**Exercise prompt**
Search the data for the string "kind" and gather each line it is in.
Extracted records Block Start
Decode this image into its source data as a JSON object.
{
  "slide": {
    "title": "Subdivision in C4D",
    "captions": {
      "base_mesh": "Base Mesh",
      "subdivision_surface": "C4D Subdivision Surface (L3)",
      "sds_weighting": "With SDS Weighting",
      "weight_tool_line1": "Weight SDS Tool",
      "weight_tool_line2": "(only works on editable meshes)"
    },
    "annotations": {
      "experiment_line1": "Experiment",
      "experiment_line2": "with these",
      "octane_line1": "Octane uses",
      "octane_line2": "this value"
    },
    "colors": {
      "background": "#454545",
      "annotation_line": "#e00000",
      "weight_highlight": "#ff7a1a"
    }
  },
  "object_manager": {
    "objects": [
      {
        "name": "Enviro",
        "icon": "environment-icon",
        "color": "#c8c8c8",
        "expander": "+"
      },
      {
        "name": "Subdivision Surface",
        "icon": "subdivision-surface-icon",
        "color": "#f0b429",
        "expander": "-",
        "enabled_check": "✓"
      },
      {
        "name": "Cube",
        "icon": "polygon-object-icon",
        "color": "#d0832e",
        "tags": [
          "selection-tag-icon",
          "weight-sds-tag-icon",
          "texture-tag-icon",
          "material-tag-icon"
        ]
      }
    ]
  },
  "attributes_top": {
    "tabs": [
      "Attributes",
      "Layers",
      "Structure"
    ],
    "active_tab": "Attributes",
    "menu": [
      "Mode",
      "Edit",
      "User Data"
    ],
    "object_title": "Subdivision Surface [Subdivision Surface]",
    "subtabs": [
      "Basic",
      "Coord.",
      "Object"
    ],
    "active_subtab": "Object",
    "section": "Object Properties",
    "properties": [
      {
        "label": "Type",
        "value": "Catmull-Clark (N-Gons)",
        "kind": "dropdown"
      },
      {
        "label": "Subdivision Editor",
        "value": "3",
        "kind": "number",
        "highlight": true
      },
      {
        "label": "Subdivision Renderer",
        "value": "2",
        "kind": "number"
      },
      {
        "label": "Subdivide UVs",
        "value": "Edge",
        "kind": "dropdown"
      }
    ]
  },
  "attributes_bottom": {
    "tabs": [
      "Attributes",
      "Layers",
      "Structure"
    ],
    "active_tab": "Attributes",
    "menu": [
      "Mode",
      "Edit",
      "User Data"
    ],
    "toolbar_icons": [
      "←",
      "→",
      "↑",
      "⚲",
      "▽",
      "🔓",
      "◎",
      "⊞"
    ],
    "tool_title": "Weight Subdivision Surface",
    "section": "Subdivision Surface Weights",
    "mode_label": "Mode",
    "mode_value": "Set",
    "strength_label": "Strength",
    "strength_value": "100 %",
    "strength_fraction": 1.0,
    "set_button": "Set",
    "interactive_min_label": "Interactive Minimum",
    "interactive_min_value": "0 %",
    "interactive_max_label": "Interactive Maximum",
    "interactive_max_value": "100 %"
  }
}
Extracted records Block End
**Your response**
        "kind": "dropdown"
        "kind": "number",
        "kind": "number"
        "kind": "dropdown"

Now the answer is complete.